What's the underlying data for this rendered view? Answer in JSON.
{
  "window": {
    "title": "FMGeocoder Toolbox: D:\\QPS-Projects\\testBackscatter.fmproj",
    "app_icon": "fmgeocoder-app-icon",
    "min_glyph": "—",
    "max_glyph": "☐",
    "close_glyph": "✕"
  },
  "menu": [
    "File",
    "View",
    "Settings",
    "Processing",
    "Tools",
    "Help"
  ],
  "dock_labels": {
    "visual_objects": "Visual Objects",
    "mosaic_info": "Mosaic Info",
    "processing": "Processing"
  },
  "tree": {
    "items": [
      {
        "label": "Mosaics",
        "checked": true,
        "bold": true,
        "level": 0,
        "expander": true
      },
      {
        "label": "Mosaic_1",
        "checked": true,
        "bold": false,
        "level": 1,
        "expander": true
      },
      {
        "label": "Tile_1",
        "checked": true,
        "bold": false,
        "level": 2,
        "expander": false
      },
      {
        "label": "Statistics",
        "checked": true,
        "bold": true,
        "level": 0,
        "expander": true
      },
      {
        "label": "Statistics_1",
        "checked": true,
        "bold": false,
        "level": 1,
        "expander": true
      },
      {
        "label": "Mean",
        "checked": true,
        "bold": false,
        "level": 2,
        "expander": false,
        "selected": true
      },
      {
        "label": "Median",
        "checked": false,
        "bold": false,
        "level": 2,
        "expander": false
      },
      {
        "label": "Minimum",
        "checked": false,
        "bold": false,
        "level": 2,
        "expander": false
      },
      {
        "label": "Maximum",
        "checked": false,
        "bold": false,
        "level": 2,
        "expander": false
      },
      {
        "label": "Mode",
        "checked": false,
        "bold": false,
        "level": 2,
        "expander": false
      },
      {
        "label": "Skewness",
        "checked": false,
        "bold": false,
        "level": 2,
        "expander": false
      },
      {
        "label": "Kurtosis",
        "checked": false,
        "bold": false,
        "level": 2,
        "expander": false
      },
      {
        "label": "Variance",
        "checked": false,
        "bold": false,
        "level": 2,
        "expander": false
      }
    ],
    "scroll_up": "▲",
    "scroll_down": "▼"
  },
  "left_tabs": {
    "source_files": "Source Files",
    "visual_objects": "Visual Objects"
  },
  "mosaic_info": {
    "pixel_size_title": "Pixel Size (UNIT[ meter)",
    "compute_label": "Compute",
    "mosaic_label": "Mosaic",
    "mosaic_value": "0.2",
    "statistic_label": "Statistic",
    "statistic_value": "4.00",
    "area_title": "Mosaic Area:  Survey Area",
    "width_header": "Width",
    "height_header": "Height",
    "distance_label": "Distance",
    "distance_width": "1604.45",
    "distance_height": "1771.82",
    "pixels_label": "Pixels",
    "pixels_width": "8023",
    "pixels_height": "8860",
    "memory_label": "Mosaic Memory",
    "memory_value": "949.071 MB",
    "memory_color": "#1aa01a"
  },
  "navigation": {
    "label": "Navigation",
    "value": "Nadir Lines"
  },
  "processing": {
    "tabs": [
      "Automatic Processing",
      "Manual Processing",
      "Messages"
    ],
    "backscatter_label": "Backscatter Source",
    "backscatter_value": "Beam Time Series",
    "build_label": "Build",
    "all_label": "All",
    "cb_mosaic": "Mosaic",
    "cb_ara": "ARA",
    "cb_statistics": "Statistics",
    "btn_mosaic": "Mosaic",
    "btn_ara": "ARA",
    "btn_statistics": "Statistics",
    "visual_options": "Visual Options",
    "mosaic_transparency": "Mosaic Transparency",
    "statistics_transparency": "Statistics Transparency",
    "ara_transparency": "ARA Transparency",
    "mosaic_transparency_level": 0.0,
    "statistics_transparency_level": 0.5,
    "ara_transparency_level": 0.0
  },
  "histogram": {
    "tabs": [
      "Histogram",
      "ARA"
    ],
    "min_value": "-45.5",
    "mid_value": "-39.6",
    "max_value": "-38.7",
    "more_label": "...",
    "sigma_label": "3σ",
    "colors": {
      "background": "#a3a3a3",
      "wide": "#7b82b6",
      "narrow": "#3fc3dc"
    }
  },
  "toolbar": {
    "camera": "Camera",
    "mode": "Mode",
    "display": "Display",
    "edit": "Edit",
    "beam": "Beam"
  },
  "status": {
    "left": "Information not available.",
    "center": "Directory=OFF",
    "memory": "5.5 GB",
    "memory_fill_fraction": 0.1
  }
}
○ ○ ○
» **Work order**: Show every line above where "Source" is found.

» **Written answer**:
    "source_files": "Source Files",
    "backscatter_label": "Backscatter Source",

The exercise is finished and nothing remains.